> [Exercise prompt]: Among the entries that follow, find the lines containing the string "将用户加入管理组" and copy them.

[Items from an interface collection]
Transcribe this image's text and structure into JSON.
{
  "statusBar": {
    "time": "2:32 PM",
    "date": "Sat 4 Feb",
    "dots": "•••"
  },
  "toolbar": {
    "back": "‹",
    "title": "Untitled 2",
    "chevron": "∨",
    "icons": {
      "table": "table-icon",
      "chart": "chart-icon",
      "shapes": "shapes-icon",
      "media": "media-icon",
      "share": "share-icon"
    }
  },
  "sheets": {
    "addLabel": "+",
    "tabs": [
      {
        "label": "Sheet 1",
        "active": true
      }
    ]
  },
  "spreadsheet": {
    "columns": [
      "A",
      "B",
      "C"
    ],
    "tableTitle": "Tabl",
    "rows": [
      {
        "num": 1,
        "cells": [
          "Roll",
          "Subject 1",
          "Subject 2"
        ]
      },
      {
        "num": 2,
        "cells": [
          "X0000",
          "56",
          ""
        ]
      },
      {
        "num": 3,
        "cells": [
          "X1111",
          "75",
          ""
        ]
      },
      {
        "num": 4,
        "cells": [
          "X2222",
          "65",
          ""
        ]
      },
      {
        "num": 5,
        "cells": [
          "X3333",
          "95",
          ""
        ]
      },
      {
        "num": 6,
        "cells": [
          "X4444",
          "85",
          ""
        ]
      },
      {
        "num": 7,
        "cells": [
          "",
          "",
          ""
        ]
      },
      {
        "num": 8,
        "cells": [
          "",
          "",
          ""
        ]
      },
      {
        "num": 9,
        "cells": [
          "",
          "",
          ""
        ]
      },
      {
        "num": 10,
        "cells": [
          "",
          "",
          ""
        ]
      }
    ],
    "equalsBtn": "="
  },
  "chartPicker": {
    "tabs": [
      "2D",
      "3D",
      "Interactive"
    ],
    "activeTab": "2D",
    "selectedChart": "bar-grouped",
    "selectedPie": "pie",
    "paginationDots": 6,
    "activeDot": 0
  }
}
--
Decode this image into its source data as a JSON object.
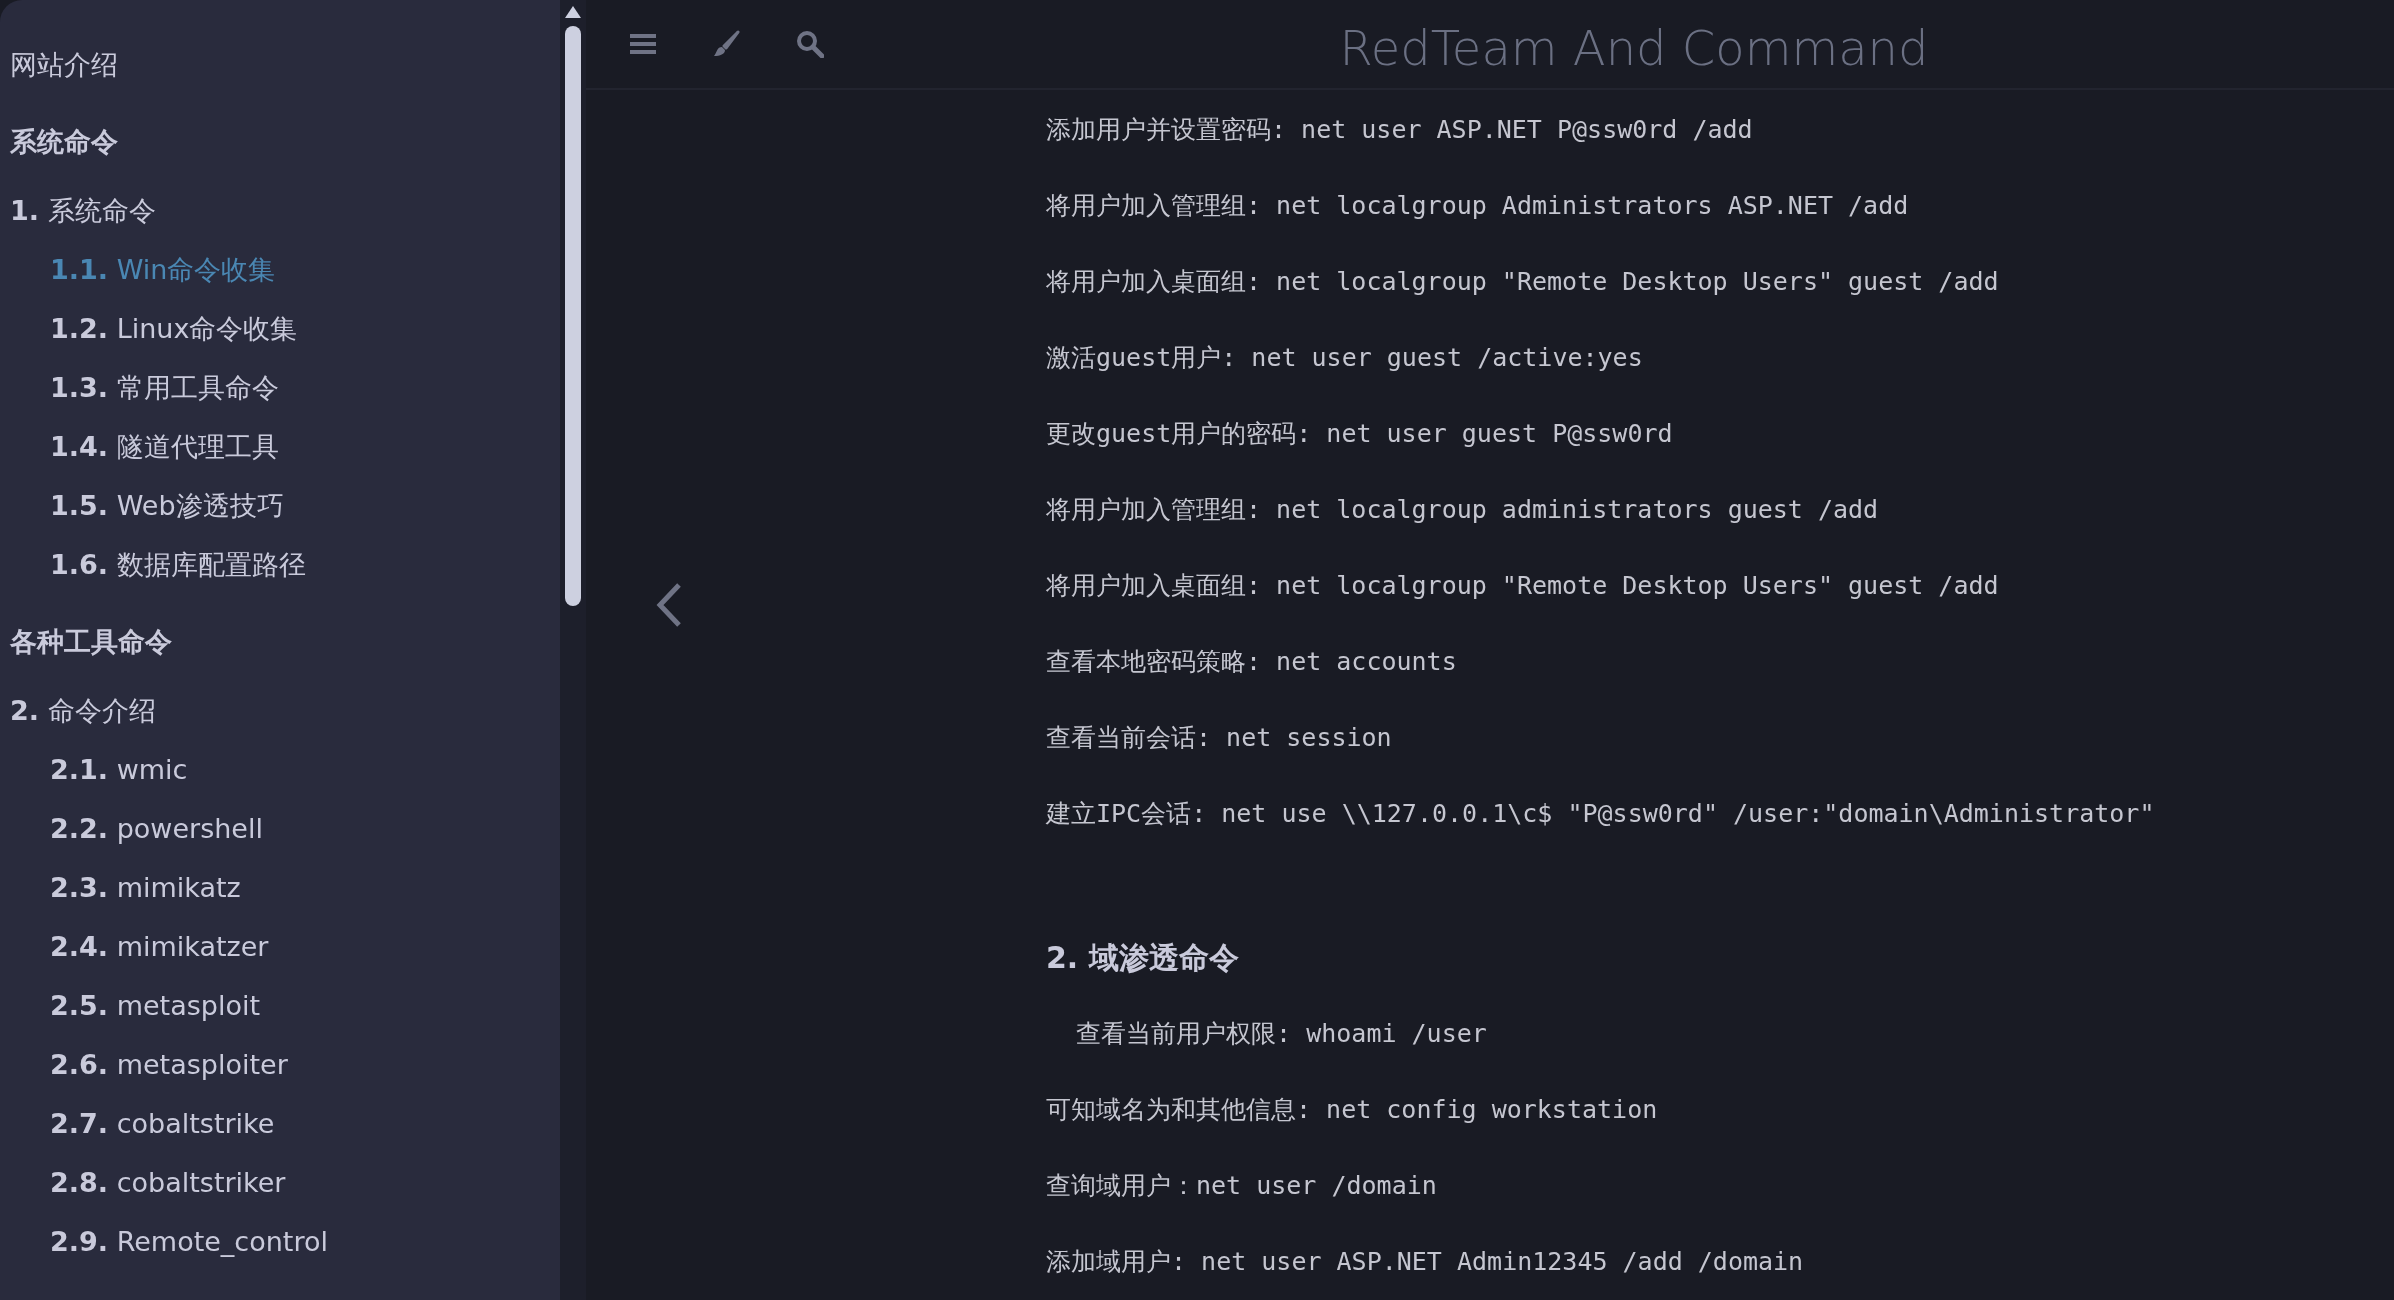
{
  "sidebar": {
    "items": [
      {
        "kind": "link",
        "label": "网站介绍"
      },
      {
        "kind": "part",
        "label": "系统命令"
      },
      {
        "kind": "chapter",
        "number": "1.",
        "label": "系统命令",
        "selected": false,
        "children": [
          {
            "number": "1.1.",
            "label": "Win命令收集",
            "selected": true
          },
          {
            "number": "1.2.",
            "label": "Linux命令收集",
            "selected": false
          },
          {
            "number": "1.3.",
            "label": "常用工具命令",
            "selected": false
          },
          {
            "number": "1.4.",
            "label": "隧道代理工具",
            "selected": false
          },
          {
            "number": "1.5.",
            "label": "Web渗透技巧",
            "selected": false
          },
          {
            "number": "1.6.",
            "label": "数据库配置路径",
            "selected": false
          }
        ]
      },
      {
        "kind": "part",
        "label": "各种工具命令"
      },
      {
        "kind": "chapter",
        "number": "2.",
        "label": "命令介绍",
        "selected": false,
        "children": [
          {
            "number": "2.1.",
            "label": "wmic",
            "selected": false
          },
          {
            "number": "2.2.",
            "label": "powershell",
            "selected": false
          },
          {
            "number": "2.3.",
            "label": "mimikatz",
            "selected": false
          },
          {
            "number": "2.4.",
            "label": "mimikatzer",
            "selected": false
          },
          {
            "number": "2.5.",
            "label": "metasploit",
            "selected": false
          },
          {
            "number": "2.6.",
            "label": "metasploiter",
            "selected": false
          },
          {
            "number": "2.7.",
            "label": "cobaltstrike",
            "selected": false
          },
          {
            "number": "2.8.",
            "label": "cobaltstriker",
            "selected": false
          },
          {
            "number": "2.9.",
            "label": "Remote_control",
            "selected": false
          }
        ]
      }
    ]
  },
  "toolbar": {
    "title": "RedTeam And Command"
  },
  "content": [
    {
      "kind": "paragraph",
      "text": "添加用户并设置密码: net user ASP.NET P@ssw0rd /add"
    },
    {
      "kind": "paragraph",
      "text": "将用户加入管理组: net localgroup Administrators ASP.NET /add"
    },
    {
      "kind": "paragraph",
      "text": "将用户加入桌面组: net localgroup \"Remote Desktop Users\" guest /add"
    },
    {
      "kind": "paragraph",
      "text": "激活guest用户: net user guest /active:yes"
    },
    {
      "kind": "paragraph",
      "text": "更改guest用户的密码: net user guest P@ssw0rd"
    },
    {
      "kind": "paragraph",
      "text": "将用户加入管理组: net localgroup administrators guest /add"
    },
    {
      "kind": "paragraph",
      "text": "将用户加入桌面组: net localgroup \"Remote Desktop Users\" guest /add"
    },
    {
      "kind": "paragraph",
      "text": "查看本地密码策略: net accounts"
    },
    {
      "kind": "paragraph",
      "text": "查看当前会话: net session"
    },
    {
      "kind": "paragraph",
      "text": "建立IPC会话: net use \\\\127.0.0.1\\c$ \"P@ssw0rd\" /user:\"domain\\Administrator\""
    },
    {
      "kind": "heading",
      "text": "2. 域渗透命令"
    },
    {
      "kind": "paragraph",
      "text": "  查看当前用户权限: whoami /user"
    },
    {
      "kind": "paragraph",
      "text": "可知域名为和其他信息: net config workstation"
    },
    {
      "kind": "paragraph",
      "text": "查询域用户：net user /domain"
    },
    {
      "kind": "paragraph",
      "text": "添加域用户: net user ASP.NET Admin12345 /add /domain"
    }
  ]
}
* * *
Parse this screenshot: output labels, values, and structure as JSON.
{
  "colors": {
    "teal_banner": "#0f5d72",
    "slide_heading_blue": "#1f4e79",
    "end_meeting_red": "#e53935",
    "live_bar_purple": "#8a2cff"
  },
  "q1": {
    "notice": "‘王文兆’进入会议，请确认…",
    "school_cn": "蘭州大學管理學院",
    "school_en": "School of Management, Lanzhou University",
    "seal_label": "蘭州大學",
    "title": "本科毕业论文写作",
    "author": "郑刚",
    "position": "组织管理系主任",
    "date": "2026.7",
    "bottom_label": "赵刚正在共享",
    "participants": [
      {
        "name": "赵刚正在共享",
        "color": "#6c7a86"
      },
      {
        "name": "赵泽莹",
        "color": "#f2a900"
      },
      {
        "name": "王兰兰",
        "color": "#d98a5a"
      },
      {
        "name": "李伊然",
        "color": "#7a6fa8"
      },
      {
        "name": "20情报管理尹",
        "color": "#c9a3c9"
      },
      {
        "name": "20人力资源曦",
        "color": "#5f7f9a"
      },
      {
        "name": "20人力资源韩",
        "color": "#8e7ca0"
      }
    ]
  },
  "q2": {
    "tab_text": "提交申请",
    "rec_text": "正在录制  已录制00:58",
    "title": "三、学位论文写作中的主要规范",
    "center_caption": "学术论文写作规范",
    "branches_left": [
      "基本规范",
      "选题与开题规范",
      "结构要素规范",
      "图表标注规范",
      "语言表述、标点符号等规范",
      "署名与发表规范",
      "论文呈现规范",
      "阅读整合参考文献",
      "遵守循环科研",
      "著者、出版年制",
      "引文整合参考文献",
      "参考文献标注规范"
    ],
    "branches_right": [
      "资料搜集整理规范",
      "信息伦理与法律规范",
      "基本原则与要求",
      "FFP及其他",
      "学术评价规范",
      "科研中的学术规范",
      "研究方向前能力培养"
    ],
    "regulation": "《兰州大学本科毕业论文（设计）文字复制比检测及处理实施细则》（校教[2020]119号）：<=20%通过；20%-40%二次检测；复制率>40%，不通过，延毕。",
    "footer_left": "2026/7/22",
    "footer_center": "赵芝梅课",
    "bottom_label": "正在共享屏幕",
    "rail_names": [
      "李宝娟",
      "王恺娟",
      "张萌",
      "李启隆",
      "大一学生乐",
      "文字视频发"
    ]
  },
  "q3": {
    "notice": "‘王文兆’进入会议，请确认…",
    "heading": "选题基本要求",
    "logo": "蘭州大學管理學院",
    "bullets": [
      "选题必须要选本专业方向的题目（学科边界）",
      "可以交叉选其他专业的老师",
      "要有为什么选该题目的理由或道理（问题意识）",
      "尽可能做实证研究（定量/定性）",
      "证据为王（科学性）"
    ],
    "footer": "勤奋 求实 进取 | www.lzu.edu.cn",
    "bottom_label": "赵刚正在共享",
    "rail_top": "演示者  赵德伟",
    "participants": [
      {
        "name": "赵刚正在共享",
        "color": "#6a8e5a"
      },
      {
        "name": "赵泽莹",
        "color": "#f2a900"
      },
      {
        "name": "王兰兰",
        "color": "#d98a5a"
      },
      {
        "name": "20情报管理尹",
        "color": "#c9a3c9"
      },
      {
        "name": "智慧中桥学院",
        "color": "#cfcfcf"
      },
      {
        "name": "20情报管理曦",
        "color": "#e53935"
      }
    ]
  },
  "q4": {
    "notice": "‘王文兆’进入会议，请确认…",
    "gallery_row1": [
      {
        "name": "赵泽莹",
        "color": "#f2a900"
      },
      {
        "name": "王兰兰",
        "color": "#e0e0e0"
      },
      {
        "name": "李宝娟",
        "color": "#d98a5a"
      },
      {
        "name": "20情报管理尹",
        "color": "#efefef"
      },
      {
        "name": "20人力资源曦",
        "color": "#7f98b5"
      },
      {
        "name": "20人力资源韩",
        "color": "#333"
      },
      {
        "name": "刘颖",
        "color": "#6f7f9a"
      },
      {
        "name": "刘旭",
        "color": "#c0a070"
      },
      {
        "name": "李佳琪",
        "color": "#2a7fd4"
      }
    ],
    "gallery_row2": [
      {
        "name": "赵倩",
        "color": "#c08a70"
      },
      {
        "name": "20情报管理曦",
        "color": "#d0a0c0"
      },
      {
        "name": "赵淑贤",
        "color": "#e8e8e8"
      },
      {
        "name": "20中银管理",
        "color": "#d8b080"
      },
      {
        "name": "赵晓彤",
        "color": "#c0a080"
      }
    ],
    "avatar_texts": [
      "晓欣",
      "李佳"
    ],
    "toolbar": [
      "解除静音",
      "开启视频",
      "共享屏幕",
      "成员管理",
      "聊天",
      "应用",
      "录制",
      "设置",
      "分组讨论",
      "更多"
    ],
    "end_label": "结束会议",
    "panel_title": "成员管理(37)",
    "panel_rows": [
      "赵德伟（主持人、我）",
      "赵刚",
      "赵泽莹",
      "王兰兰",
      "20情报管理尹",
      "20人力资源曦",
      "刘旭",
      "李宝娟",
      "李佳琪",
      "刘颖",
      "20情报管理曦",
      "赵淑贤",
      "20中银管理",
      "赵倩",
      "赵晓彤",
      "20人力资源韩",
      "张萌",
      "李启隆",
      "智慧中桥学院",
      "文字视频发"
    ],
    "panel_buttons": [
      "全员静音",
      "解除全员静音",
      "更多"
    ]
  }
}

> [Task output]:
      "text": "将用户加入管理组: net localgroup Administrators ASP.NET /add"
      "text": "将用户加入管理组: net localgroup administrators guest /add"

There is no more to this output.